Debutant writer-director Nicolas Pesce has crafted an immaculately horrifying vision with The Eyes of My Mother; a bloodcurdling monochrome nightmare, which drip-feeds dread with malicious precision. In an era defined by lazy, recycled scare tactics, this briskly-paced, cinematically-rich examination of fear burrows deep into the darkest recesses of the psyche, and refuses to budge long after the curtain call.
This artful, yet unashamedly depraved, tale unfolds almost entirely within a secluded farmhouse on the fringes of rural America. Here, young Francisca (Olivia Bond) receives lessons in anatomy from her mother (Diana Agostini), who was once a surgeon in Portugal. Already a little too enchanted with death, her innocence is soon entirely shattered by an unwelcome visitor who arrives on site looking to fulfil his malevolent bloodlust. As the years roll on, something changes in Francisca – her fragile mind becoming evermore warped – and as she grows into a young woman (a simply astonishing Kika Magalhaes), a deeply disturbing activity from the past becomes a functional normality. As family traditions go, you aren’t likely to find one more distressing.
Thoughtfully chaptered into three segments – “Mother,” “Father,” and “Family” – Pesce’s audacious first film curates a masterful examination of psychological drama and madness. The Eyes of My Mother is a relentlessly unsettling watch; breeding anxiety and trauma from the first frame, to the final. At a no-nonsense 76 minutes (including credits), he refuses the spectator any kind of breathing room, rather thrusting us into the heart of the horror from the get-go. However, in a similar vein to Robert Eggers’ The Witch in 2015, the focal point of terror here is tonal. There are no empty jump scares. There is never a reliance on gore or violence to emotionally provoke. Pesce understands that atmosphere and stillness are the utmost keys to underpinning our deepest fears. Often the idea of something is far more distressing, and he plays to that rhythm with maniacal intent.

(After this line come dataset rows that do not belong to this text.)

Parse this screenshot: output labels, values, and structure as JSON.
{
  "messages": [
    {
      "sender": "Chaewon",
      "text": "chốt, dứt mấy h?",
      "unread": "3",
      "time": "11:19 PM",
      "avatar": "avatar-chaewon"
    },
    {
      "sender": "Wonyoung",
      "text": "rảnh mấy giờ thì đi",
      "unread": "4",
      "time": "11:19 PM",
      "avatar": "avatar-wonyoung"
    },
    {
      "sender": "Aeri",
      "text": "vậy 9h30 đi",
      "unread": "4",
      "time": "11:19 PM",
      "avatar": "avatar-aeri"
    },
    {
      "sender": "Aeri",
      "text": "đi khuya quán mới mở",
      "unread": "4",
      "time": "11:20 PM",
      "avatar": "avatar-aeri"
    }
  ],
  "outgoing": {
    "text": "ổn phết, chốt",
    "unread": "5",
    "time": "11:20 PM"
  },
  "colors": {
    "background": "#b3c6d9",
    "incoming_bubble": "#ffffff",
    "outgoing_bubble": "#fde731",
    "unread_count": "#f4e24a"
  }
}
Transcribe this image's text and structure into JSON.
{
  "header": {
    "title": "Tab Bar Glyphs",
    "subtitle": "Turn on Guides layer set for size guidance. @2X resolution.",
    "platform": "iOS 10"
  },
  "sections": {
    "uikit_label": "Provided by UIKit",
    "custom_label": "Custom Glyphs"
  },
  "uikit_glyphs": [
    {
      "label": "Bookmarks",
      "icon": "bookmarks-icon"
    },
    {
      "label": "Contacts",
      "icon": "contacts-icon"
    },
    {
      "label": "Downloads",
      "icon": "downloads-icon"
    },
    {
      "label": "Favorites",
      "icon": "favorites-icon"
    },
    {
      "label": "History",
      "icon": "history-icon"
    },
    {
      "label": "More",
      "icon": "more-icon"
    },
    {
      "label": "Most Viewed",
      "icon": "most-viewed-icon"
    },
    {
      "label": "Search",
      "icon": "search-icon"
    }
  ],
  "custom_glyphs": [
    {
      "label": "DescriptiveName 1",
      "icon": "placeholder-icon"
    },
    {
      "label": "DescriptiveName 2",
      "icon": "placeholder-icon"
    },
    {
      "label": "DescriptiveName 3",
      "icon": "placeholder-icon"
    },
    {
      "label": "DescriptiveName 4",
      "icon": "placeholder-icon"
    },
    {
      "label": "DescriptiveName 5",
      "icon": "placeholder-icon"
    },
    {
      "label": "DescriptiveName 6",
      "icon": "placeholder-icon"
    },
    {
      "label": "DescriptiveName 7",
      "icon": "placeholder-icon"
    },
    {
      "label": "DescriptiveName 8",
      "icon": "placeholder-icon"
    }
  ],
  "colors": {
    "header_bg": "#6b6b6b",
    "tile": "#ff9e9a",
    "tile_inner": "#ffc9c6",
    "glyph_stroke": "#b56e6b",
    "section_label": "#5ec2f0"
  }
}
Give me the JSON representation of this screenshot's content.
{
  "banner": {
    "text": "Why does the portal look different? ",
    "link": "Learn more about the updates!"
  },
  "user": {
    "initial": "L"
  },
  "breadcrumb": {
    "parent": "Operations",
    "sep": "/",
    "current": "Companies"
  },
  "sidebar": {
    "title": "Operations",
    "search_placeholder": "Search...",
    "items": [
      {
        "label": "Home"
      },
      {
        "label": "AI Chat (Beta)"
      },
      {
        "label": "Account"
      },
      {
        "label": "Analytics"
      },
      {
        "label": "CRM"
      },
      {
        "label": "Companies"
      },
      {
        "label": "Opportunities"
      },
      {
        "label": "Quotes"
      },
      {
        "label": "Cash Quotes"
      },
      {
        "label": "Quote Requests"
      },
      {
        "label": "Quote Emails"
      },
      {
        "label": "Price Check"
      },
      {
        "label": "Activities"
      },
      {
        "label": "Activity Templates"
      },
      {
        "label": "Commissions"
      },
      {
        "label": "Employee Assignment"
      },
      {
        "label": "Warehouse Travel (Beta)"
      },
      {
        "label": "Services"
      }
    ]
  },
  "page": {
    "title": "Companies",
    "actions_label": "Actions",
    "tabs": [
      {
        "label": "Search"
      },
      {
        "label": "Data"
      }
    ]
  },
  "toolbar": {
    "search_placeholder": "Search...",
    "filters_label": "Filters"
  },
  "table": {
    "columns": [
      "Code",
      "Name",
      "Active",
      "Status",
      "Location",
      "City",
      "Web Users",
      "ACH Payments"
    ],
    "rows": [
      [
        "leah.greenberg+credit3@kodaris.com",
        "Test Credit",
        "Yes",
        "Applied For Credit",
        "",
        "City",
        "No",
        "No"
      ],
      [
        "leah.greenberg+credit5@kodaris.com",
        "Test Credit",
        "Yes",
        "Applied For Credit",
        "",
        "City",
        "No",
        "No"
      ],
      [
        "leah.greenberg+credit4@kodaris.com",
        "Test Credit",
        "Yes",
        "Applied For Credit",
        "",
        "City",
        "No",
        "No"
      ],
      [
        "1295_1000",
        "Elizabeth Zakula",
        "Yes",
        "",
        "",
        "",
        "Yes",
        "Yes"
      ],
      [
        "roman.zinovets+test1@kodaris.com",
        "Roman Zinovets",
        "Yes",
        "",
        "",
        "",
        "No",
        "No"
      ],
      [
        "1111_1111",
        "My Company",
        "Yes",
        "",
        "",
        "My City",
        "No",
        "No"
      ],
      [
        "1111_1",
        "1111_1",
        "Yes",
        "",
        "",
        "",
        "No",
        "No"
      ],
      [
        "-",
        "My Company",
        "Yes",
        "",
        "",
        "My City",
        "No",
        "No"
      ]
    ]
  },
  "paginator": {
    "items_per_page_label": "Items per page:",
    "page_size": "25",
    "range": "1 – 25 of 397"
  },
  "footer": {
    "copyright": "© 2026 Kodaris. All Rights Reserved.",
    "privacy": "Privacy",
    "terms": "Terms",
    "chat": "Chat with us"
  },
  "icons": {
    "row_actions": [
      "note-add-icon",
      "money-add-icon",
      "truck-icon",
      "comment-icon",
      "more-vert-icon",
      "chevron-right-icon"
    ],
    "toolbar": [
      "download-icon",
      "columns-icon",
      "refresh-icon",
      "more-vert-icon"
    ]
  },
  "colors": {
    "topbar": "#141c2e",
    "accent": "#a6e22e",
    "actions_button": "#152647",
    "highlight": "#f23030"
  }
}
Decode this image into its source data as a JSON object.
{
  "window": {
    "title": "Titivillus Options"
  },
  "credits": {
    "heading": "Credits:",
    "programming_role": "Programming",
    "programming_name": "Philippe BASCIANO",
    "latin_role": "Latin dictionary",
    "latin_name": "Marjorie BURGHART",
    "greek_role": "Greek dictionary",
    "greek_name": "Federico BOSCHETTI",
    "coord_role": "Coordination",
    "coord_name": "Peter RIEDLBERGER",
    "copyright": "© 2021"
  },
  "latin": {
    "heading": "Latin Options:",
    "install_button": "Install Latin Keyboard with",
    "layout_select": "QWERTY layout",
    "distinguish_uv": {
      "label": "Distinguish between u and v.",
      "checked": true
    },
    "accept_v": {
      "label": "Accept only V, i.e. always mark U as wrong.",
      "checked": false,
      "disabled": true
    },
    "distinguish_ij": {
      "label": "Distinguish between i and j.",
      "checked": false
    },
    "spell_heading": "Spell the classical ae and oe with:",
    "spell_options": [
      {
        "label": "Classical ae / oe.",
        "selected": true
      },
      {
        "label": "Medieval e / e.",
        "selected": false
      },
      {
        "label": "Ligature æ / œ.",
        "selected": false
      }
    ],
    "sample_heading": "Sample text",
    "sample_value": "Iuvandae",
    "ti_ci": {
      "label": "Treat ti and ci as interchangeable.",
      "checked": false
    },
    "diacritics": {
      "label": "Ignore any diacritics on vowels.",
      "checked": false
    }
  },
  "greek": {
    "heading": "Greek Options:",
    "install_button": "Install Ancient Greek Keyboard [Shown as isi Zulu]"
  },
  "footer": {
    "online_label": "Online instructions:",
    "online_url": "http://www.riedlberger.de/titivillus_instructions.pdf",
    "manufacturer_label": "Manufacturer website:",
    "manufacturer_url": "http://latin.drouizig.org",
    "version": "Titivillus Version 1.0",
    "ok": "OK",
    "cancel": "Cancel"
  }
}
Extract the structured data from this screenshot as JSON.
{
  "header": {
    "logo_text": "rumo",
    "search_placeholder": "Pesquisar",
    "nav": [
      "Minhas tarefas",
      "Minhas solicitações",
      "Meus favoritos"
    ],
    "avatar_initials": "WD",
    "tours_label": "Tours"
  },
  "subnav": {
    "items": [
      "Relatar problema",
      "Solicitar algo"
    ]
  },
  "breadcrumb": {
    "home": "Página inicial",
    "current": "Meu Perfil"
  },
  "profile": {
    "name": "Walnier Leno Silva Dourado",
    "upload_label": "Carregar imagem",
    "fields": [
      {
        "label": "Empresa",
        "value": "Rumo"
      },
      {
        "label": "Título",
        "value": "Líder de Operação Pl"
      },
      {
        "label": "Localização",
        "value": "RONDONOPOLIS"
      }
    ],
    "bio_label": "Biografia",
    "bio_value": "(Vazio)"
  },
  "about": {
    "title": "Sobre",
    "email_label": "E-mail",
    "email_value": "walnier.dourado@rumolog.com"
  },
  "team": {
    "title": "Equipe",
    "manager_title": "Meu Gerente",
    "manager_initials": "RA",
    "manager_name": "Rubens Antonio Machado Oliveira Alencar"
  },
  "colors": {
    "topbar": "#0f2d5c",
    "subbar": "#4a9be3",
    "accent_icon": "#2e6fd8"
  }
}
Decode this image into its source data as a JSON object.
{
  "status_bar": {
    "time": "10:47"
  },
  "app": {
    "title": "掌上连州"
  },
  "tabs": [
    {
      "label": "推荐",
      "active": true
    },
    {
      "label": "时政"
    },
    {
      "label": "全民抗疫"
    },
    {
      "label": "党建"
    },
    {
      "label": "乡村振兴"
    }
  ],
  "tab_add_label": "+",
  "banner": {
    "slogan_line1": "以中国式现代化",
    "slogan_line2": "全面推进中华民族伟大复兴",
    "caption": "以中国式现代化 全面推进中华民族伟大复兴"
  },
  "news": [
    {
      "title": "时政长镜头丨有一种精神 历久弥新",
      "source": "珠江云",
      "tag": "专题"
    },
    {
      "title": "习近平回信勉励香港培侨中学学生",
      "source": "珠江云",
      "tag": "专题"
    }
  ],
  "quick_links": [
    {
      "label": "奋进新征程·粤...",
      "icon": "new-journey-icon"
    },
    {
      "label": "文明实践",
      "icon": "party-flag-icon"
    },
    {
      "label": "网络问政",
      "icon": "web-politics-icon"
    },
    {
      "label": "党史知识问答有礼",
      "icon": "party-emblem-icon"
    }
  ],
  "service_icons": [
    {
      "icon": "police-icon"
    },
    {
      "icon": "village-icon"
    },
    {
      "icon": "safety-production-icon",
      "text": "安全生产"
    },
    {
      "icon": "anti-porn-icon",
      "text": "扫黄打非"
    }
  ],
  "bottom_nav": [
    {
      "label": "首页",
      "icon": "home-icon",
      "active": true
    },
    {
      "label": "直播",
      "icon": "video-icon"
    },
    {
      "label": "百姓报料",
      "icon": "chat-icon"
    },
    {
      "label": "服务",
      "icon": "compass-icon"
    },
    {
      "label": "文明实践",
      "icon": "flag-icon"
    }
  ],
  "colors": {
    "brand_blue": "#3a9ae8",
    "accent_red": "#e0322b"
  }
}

Let’s get real for a second. The Eyes of My Mother is not for everyone. It is a deeply, piercingly cold film; one which brushes with minimalist strokes of sadness, delicately chipping away at the viewer. The initial home intrusion scene – something we’ve seen many-a-time in horror and thriller filmmaking – is so casually orchestrated that it feels all the more profound. The seeming joy of causing untold physical and emotional pain is enough to make even a hardened spectator wince, despite the fact all the nasties happen out of frame. Pesce’s enveloping visual palette, awash with Gothic glory, render some deeply sobering images, too. His film equally thrills and scars with each passing still, and despite how short the film actually is, a methodical pacing ensures each has enough time to burn into your watering retinas.
Despite key themes of murder, torture, and kidnap, a crisp black-and-white aesthetic ensures that even in the darkest of hours, there is beauty to behold. As debut films go, the craftsmanship is mightily accomplished, and impressively confident. Pesce demonstrates his eye for shot composition, ensuring the warm usage of bleached lighting expertly contrasts his shadowy images. A sequence involving Francisca’s ailing father in a bathtub – a skeletal frame bobbing in milky-white water – evokes the same impression of disgust and majesty as that scene from Harmony Korine’s Gummo. Elsewhere, a nauseating score, textured with whirring synths, and pitter-patter percussion, compliments the exceptional sound design, which is as devastatingly restrained as European arthouse audio.
As previously mentioned, Magahlaes’ performance – her first major role in a feature-length narrative – is truly excellent. She oozes twisted charm, forever remaining an unpredictable navigator in this corrosive landscape. Her freakish outbursts of sorrow, often directed at her now-muted parent, are both strangely sad, and consistently skin-crawling. Most impressive however, is the conviction Magahlaes showcases when it’s time to get the hands dirty. This angelic, wiry-framed young woman quietly broods with uncompromising sadism, and commands your nerve-shaken attention as a consequence.
Pesce has somehow managed to convey unspeakable ugliness with immaculate elegance. The Eyes of My Mother is a feverish, intoxicating horror experience, forged with the utmost lyricism. You will not forget it once viewed, and that’s the biggest compliment we can provide.
The Eyes of My Mother opens in select UK cinemas on Friday, 24th March. Click here to read our exclusive interview with writer-director Nicolas Pesce.